What are the Projects of Common Interest (PCIs)?
Projects of common interest (PCIs) are key cross border infrastructure projects that link the energy systems of EU countries.
They help the EU achieving its energy policy and climate objectives: ensuring affordable, secure, and sustainable energy for all citizens. PCIs also play a key role in the long-term decarbonisation of the economy in accordance with the Paris Agreement.
What is the role of ACER?
Every year ACER reports on the progress of the projects' implementation of the most recent PCI list, adopted by the European Commission.
ACER reports include the projects' current status, delays encountered, implementation plans, reasoning for potential issues occurred, costs and benefits, as well as any related technical data.

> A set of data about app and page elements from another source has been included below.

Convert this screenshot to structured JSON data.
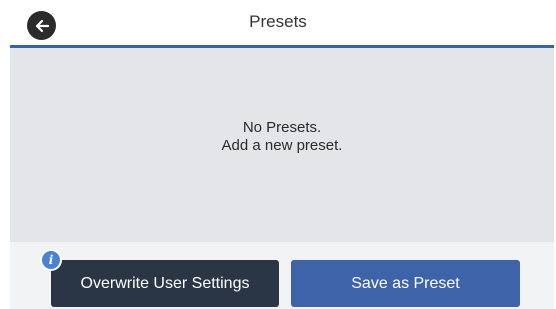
{
  "header": {
    "title": "Presets",
    "back_icon": "back-arrow-icon"
  },
  "content": {
    "message_line1": "No Presets.",
    "message_line2": "Add a new preset."
  },
  "buttons": {
    "overwrite_label": "Overwrite User Settings",
    "save_label": "Save as Preset",
    "info_badge": "i",
    "info_icon": "info-icon"
  },
  "colors": {
    "accent": "#3e63a9",
    "dark_button": "#2a3646",
    "content_bg": "#e4e5e8",
    "info_badge": "#4a82d4"
  }
}
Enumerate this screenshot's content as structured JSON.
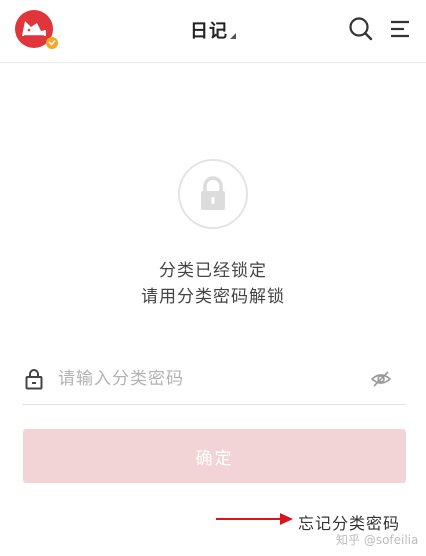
{
  "header": {
    "title": "日记",
    "avatar_icon": "cat-avatar-icon",
    "search_icon": "search-icon",
    "menu_icon": "menu-icon"
  },
  "lock_screen": {
    "icon": "lock-icon",
    "message_line1": "分类已经锁定",
    "message_line2": "请用分类密码解锁"
  },
  "password_field": {
    "placeholder": "请输入分类密码",
    "value": ""
  },
  "confirm_button": {
    "label": "确定"
  },
  "forgot_link": {
    "label": "忘记分类密码"
  },
  "watermark": {
    "text": "知乎 @sofeilia"
  },
  "colors": {
    "brand_red": "#e0353b",
    "confirm_disabled": "#f3d4d6",
    "annotation_arrow": "#d9151b"
  }
}
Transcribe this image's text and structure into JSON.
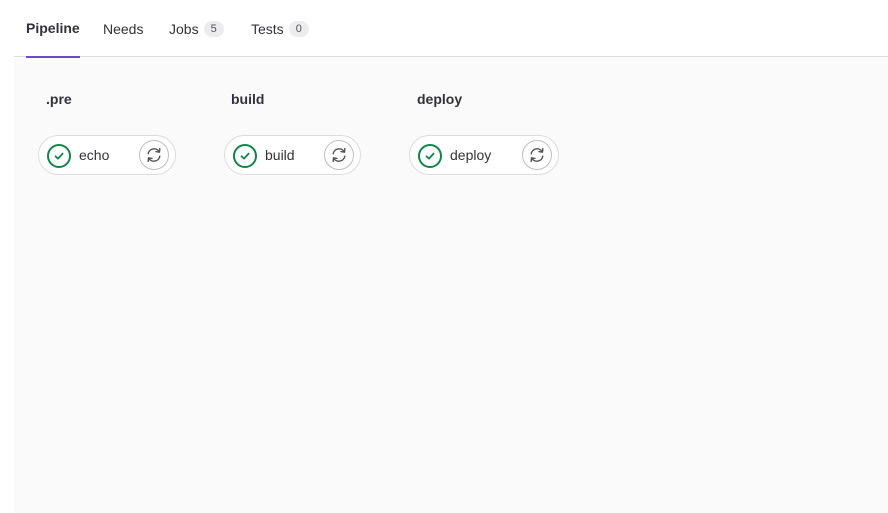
{
  "tabs": [
    {
      "label": "Pipeline"
    },
    {
      "label": "Needs"
    },
    {
      "label": "Jobs",
      "count": "5"
    },
    {
      "label": "Tests",
      "count": "0"
    }
  ],
  "stages": [
    {
      "title": ".pre",
      "job": {
        "name": "echo",
        "status": "passed"
      }
    },
    {
      "title": "build",
      "job": {
        "name": "build",
        "status": "passed"
      }
    },
    {
      "title": "deploy",
      "job": {
        "name": "deploy",
        "status": "passed"
      }
    }
  ],
  "icons": {
    "status": "check-circle-icon",
    "retry": "retry-icon"
  },
  "colors": {
    "success": "#108548",
    "tab_active": "#6e49cb"
  }
}
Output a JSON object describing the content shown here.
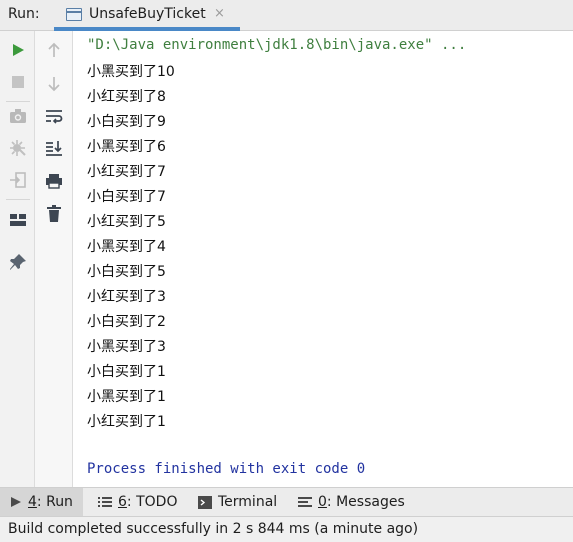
{
  "header": {
    "run_label": "Run:",
    "tab_title": "UnsafeBuyTicket",
    "tab_close": "×"
  },
  "console": {
    "command": "\"D:\\Java environment\\jdk1.8\\bin\\java.exe\" ...",
    "lines": [
      "小黑买到了10",
      "小红买到了8",
      "小白买到了9",
      "小黑买到了6",
      "小红买到了7",
      "小白买到了7",
      "小红买到了5",
      "小黑买到了4",
      "小白买到了5",
      "小红买到了3",
      "小白买到了2",
      "小黑买到了3",
      "小白买到了1",
      "小黑买到了1",
      "小红买到了1"
    ],
    "finish": "Process finished with exit code 0"
  },
  "bottom_tabs": [
    {
      "key": "4",
      "label": ": Run"
    },
    {
      "key": "6",
      "label": ": TODO"
    },
    {
      "key": "",
      "label": "Terminal"
    },
    {
      "key": "0",
      "label": ": Messages"
    }
  ],
  "status": {
    "text": "Build completed successfully in 2 s 844 ms (a minute ago)"
  },
  "colors": {
    "accent": "#4a88c7",
    "run_green": "#3c9a3c",
    "command_text": "#3f7f3f",
    "finish_text": "#2233a0"
  }
}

Opinions on draft PCI lists
Before the adoption of the draft PCI lists proposed by the European Commission, ACER provides an Opinion assessing the consistency of the selection criteria applied and the cost-benefit analysis across regions.

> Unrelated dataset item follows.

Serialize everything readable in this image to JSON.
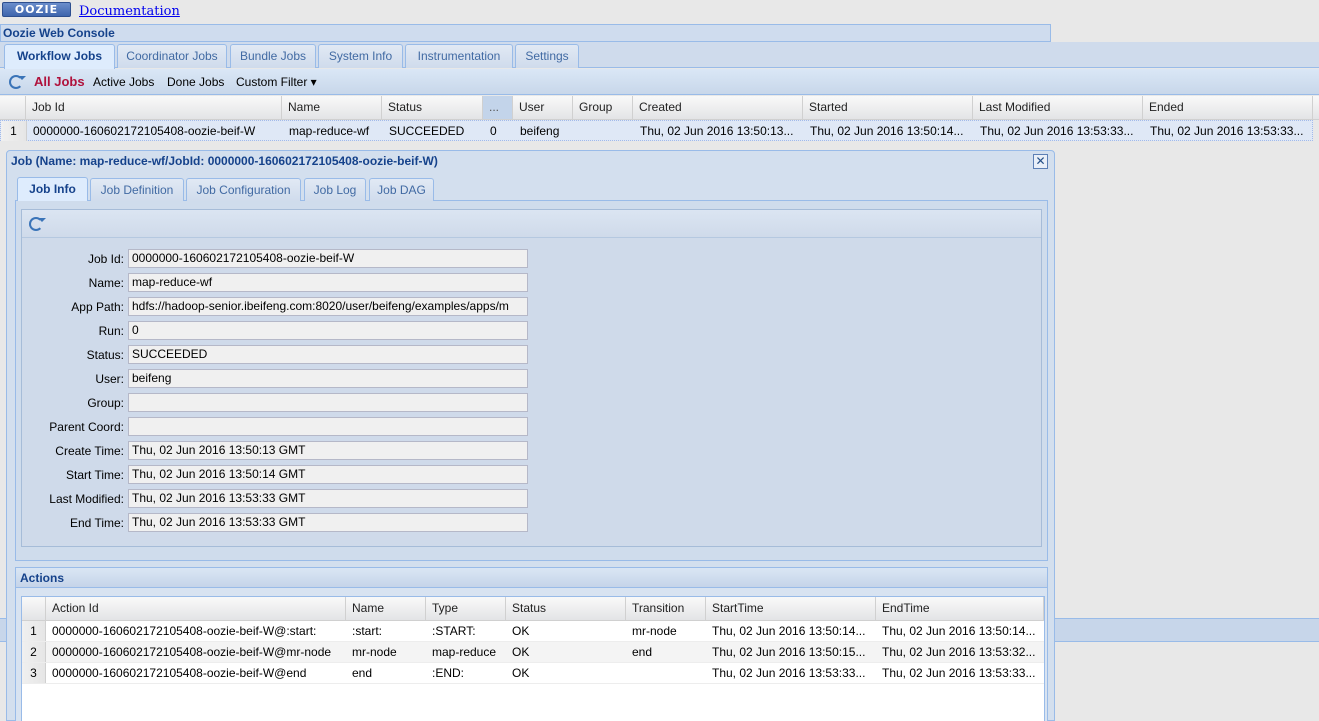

According to the Regulation on guidelines for trans-European energy infrastructure, ACER recommends on a common methodology to evaluate the potentially higher risks connected with the PCIs, as well as the incentives to be provided.
What are ACER's recommendations?
ACER considers that incentives should aim at mitigating risk (or at providing adequate compensation for it) especially when such risk could cause project promoters and/or investors not to invest or to delay their investment decisions.
ACER encourages an objective treatment of risk based on a sound evaluation of the probability of negative outcomes, if this is quantifiable, and of the damage resulting from their materialisation. Such evaluation should primarily be addressed from the perspective of project promoters and network users, aiming to determine who is best placed to bear the risk and what regulatory tool fits each kind of risk.
Risks should consider the results of a cost-benefit analysis, particularly the regional or Union-wide positive externalities generated by the project. Incentives should be commensurate with the level of risk faced by the project promoters.
ACER finds also important to reflect on incentives in a broader context, when designing incentives.